EXERCISE INSTRUCTIONS: Look at each line of the listing. Copy those that hold the string "data".

SOURCE RECORDS:
● ● ●

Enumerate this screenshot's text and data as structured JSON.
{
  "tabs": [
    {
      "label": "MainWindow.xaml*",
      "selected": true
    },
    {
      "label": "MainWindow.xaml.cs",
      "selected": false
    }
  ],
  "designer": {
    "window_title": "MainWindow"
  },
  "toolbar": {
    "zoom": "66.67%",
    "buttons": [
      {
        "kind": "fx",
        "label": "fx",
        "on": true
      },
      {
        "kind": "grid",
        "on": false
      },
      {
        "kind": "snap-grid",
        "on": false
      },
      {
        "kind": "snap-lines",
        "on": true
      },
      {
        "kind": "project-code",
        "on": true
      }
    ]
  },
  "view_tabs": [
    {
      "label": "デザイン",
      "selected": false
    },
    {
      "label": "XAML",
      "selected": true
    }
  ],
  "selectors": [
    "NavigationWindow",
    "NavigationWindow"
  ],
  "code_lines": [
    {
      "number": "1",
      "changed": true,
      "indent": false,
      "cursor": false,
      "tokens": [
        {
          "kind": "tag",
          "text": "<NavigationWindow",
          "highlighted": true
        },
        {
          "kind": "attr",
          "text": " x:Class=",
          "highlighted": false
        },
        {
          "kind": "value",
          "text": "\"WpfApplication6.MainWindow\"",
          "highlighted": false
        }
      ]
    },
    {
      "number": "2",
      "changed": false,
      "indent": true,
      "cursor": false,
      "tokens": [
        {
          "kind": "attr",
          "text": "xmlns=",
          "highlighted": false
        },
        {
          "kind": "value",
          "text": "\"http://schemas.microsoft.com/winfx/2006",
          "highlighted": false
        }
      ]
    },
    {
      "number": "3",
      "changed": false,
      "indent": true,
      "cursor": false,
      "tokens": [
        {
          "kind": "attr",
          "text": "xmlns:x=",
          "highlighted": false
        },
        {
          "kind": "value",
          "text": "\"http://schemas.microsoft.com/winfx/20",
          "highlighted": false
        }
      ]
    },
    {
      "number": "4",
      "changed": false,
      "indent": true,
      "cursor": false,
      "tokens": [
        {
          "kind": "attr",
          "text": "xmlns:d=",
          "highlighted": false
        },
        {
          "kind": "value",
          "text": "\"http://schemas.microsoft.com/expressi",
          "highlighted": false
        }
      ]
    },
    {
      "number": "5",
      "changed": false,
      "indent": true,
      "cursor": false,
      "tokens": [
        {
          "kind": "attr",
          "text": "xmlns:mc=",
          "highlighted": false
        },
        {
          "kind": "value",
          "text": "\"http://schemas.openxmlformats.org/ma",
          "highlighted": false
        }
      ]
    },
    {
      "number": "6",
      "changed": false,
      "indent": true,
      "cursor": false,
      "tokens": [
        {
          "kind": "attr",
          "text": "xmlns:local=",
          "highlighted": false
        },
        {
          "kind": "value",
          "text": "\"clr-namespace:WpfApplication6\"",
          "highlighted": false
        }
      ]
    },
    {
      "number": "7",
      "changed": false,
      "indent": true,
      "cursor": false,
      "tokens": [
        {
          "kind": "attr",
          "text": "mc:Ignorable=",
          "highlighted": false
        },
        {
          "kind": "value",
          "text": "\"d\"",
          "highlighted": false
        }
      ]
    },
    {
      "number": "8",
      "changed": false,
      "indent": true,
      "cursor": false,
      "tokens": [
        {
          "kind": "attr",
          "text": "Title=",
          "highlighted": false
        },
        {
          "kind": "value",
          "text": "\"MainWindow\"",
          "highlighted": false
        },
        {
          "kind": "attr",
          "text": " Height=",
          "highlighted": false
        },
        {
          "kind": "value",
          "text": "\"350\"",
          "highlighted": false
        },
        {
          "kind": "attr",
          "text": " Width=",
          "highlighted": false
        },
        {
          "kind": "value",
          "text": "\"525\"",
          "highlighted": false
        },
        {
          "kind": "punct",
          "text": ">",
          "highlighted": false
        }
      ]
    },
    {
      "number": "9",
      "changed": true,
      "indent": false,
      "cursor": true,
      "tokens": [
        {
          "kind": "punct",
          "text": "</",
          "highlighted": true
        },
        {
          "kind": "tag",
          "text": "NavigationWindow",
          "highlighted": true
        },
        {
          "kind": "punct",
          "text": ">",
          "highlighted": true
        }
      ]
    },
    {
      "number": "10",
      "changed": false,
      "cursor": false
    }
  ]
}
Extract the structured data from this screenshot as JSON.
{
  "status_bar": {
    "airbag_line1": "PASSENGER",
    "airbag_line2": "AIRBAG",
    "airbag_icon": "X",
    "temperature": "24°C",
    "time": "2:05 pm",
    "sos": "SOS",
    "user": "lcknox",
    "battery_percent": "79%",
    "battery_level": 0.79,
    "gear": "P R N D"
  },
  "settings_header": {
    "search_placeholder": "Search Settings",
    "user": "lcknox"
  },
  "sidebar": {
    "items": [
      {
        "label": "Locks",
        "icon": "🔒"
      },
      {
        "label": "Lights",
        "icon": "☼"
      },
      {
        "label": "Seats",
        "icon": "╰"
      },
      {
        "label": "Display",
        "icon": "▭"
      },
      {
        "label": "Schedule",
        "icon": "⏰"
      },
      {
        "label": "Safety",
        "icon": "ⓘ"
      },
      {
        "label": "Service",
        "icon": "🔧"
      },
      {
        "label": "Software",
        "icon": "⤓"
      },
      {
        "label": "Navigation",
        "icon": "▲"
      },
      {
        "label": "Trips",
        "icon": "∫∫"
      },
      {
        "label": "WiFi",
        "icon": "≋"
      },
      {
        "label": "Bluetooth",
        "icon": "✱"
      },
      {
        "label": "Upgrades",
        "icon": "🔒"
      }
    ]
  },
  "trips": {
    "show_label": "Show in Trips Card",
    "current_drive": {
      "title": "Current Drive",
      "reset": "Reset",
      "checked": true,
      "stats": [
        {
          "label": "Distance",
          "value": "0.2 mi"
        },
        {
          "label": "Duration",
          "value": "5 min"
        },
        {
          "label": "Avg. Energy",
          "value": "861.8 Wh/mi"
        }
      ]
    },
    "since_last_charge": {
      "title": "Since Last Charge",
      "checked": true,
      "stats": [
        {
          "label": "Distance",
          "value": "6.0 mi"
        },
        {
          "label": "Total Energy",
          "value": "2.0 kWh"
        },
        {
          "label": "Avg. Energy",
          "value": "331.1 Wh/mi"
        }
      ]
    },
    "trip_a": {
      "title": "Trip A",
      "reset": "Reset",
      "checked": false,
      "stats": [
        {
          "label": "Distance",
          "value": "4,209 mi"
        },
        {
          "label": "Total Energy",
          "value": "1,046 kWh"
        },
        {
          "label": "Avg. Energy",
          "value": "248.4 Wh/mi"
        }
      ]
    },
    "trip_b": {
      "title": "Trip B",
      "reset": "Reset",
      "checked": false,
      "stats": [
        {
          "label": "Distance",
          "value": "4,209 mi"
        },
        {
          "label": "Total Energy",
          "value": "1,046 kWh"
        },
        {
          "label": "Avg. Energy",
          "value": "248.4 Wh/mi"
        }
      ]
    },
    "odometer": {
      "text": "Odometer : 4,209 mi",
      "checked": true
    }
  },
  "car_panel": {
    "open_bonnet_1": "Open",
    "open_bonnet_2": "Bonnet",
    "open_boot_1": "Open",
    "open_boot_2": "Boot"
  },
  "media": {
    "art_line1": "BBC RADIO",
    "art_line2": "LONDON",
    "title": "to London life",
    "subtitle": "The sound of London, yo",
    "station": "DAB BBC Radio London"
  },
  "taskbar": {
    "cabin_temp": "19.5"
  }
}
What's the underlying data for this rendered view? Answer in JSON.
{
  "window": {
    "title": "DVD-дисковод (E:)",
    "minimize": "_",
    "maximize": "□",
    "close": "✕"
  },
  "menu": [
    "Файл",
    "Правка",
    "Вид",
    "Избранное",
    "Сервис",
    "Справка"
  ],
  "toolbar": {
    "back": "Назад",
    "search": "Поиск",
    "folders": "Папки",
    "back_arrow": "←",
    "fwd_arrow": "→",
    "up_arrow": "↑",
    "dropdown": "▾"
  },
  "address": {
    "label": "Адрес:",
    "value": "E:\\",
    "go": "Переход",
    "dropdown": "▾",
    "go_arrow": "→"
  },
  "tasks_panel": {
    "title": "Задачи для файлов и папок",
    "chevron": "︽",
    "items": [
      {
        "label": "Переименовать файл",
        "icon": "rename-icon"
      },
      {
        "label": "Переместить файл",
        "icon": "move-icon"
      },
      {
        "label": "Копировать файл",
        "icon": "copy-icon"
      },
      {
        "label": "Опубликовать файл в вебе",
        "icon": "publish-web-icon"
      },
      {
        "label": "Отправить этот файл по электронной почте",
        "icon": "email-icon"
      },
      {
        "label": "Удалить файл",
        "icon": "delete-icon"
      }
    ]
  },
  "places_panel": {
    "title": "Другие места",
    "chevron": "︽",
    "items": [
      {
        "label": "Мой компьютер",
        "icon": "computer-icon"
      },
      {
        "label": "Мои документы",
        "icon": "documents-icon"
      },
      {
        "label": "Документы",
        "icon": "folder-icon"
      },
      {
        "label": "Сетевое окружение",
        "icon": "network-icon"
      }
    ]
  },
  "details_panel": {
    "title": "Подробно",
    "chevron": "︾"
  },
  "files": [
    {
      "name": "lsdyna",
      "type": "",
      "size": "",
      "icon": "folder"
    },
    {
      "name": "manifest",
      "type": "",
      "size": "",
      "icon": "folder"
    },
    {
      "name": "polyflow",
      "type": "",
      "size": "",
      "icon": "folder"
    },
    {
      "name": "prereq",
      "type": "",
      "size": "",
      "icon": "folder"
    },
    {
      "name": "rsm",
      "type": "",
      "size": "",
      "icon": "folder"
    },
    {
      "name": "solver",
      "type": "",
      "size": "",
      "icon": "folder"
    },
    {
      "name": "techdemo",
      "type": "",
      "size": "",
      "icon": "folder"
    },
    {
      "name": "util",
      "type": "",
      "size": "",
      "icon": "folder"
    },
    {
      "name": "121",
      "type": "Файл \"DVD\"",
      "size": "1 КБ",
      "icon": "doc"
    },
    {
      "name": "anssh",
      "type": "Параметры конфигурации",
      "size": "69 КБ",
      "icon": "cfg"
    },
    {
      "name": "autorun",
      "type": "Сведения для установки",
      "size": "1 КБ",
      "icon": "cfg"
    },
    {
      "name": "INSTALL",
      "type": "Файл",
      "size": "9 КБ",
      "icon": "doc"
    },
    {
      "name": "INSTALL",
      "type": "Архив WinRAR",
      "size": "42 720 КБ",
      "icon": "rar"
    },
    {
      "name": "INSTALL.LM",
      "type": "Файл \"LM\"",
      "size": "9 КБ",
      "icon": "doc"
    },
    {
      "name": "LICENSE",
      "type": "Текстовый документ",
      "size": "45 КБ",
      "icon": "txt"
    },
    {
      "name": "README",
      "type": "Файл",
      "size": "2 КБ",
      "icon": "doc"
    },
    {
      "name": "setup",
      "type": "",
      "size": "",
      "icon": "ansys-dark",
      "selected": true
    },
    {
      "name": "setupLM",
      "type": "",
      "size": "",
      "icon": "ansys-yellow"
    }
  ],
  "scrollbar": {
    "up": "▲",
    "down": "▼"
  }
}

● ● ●

WRITTEN SOLUTION:
Enumerate this screenshot's text and data as structured JSON.
Extract the structured data from this screenshot as JSON.
What's the underlying data for this rendered view? Answer in JSON.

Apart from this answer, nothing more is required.